IN 1908, MET GENERAL MANAGER Giulio Gatti-Casazza commissioned a double bill of Poe-inspired one-acts from Claude Debussy—one of the great might-have-beens in opera history. (Multiple bills were an easier sell at the turn of the twentieth century; the Met launched Puccini’s Trittico in 1918.) Although at one point performances were announced for Paris’s Opéra Comique, very little music was ever even sketched. In 1977, musicologist Carolyn Abbate, then a student at Yale, presentedin New Haven an amalgam of speculative orchestrations of some of the sketches and spoken dialogue from the libretto of The Fall of the House of Usher. The next year, she presented a somewhat expanded and altered version of this material in New York. More work was done by Juan Allende-Blin. Every so often, more material will surface, because Debussy’s widow used to give away single pages of his manuscripts. But very little workable material survives after the opening scene of Usher; for The Devil in the Belfry,there is far less.
Almost none of the above information is found in the booklet note for this release, which is billed as the two operas “completed and orchestrated by Robert Orledge.” With so little description of what Orledge has done, we are apparently meant to judge the pieces only on what we hear. On those terms, the Belfry is a write-off. It sounds like the early genre scenes of a Massenet opera without ever arriving at anything. There’s some humor in Orledge’s music, but it doesn’t match the humor of the libretto.
The case of Usher is more complicated. Any Debussyan will be fascinated to hear the opening two hundred bars, which Debussy sketched in short score (that is, with notations about orchestration). Things become more speculative as the piece goes on, far more speculative than in the cases of the completions of Lulu and Turandot, which can more fairly be called “completions.” On first hearing, it’s striking how much of the music sounds unlike anything Debussy ever wrote. On second hearing, it’s more striking that there are a few places, especially in Roderick’s final monologue, where it momentarily does sound like Debussy. But Orledge’s use of harp, contrabassoon, trilling French horns and percussion (the latter both in technique and ubiquity) sounds false. And Debussy, who was known to cut a single bar of music to adjust the larger proportions of a piece, would surely have had more fulfilling musical proportions for these scenes.
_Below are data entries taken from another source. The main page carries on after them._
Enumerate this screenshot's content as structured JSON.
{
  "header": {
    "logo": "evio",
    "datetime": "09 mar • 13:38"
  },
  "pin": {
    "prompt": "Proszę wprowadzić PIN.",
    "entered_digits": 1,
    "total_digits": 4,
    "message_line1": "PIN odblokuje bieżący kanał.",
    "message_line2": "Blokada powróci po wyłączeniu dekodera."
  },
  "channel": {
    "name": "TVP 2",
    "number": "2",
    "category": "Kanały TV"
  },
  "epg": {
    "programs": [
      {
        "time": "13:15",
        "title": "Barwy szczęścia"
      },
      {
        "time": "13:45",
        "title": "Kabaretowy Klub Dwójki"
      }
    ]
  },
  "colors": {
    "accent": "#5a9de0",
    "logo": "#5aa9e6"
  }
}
Lin Lin Fan displays a fresh, pure voice in both operas. Eugene Villanueva sings with a warm sound as Roderick’s friend, and William Dazeley offers solid technique and good line as Roderick. The text booklet, in addition to its disappointing lack of explication, prints the French text and English translation in different sections and offers an especially stilted English version. —William R. Braun